→ HOW TO COMPLETE THIS TASK
What is wanted is the full listing, word for word, without its pictures.
════════════════════
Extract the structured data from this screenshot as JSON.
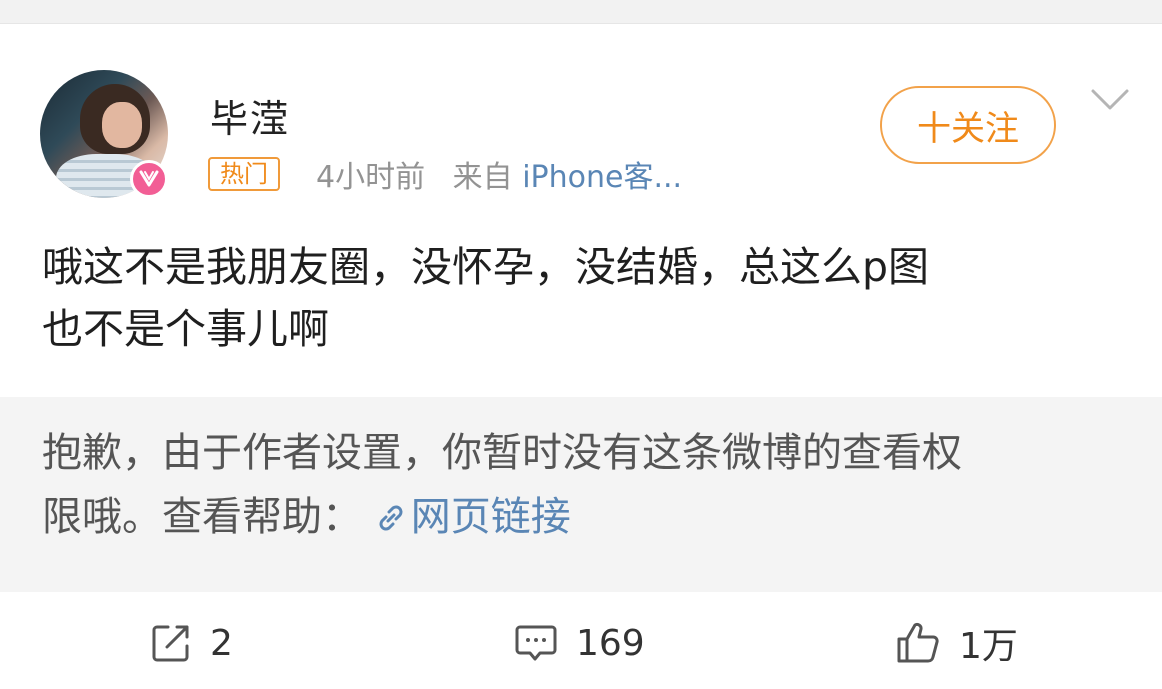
{
  "post": {
    "username": "毕滢",
    "hot_tag": "热门",
    "time": "4小时前",
    "from_prefix": "来自",
    "source": "iPhone客...",
    "follow_label": "十关注",
    "text_line1": "哦这不是我朋友圈，没怀孕，没结婚，总这么p图",
    "text_line2": "也不是个事儿啊"
  },
  "notice": {
    "line1": "抱歉，由于作者设置，你暂时没有这条微博的查看权",
    "line2_prefix": "限哦。查看帮助：",
    "link_label": "网页链接"
  },
  "actions": {
    "repost_count": "2",
    "comment_count": "169",
    "like_count": "1万"
  },
  "icons": {
    "vip": "vip-badge-icon",
    "more": "chevron-down-icon",
    "link": "link-icon",
    "repost": "share-icon",
    "comment": "comment-icon",
    "like": "thumbs-up-icon"
  },
  "colors": {
    "accent_orange": "#f08a1a",
    "link_blue": "#5a86b5",
    "vip_pink": "#f25e95"
  }
}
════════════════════
→ WRITTEN ANSWER
Extract the structured data from this screenshot as JSON.
{
  "post": {
    "username": "毕滢",
    "hot_tag": "热门",
    "time": "4小时前",
    "from_prefix": "来自",
    "source": "iPhone客...",
    "follow_label": "十关注",
    "text_line1": "哦这不是我朋友圈，没怀孕，没结婚，总这么p图",
    "text_line2": "也不是个事儿啊"
  },
  "notice": {
    "line1": "抱歉，由于作者设置，你暂时没有这条微博的查看权",
    "line2_prefix": "限哦。查看帮助：",
    "link_label": "网页链接"
  },
  "actions": {
    "repost_count": "2",
    "comment_count": "169",
    "like_count": "1万"
  },
  "icons": {
    "vip": "vip-badge-icon",
    "more": "chevron-down-icon",
    "link": "link-icon",
    "repost": "share-icon",
    "comment": "comment-icon",
    "like": "thumbs-up-icon"
  },
  "colors": {
    "accent_orange": "#f08a1a",
    "link_blue": "#5a86b5",
    "vip_pink": "#f25e95"
  }
}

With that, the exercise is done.